Women's fashion inherently tries to evaluate the depiction of femininity and feminism, looking outside itself to tell its own story, but Prada has resisted, and continues to resist, season after season. "You could say elements of the collection were masculine but I don't want to say that," she noted. "Whenever men describe a strong woman they say that. Why can't we call them strong women? They are strong women."
The soundtracked moved through Lana Del Rey to KD Lang, Nina Simone to Kim Deal and Suzanne Vega' for women, by women was the message as the comic strips jumped from the walls and onto screen printed tailoring, shirting and accessories. Miuccia fused beatnik, Teddy Boy and New Romantic, a new wardrobe for a woke generation.
During the chaotic scenes of celebration -- models chanted "Miuccia, Miuccia, Miuccia," post show -- alongside the scrum of critics and thirsty Champagne hunters -- Prada explained how the collection literally started as a blank canvas of all-white dresses. Of course, they didn't stay white. Beyond the doodles, a kaleidoscope of embellishment, print and texture was added, from animal print to brocade and studs to buttons. This was Miuccia's fighting uniform. "In our condition as women I feel we should really stand combative," she explained. "Encouragement and strength are always needed but particularly now."
Although worlds apart in regards to aesthetic and approach, it was a message echoed by Moschino. For spring/summer 18, Jeremy Scott choreographed a dance through Moschino-flavoured feminine archetypes -- from the ballet dancer to the biker chic to the prima sophisticate -- which shapeshifted to the rhythm of transformative growth. "This is a collection about how far you can go, and how high you can leap," he explained. Now, as this small town Kansas born-and-raised boy celebrates 20 wonderfully colourful years in fashion, this statement had added truth and hope.

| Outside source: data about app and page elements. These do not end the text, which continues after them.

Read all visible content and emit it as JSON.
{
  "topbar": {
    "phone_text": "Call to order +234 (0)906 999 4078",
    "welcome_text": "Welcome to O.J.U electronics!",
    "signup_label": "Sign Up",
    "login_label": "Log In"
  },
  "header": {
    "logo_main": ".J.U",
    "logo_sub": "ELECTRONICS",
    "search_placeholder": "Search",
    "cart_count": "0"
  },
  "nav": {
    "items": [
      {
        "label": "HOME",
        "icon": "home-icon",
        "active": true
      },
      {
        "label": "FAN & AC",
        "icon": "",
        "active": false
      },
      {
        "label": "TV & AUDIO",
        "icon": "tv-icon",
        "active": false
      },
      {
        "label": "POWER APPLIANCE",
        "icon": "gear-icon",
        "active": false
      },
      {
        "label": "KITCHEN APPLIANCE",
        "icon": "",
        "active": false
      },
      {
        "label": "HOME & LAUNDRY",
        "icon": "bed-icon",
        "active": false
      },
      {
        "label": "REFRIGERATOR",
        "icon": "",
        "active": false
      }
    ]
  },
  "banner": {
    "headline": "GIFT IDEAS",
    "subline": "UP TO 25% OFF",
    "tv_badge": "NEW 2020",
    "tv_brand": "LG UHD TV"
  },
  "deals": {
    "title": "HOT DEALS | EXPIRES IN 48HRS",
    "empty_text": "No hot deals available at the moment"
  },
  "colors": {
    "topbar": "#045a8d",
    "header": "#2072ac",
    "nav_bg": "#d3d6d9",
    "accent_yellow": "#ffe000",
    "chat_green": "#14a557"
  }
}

However, rather than focus on his own story of transformation, he focussed on the narrative on women and the message was, be who you want to be! As tulle-charged skirts met leather and safety pins before giving way to bountiful blooms, everything was exaggerated, fun and positive. From the "shirt happens" diy T-shirts to the collaboration with My Little Pony and Anna Cleveland picking petals from her bust and throwing them onto the catwalk, the audience was smiling throughout. Even when Scott is saying something serious, he still does it with a smile and it's infectious. "I have to stay super positive, because I have to give that positivity to people," Jeremy explained. We love him all the more for it.
While Moschino took us on a trip through feminine archetypes, Fendi transported us to the Caribbean as Italian Futurism met tropical travel. After Karl Lagerfeld focussed his sketches around stripes, checkerboards and triangles, the Fendi team created a graphic play of diaphanous layers of sheer symmetry which were soon softened by scenes of from the natural world.
With its shades of ocean blue washing against seafoam greens, coral pink and sand, the collection was reminiscent of Chris Ofili's recent collaborative tapestry, Weaving Magic. Where the British-born, Trinidad-based artist continually explores the narrative of its mythology, this Fendi collection invited us to lose ourselves in the landscape. As nude sequinned separates shimmered, moments demonstrating the house's craftsmanship unveiled themselves in delicate palm leaf broderie anglaise and floral leather marquetry. There may not have been any activism or message on Fendi's catwalk but there was plenty of beauty in its offer to escape.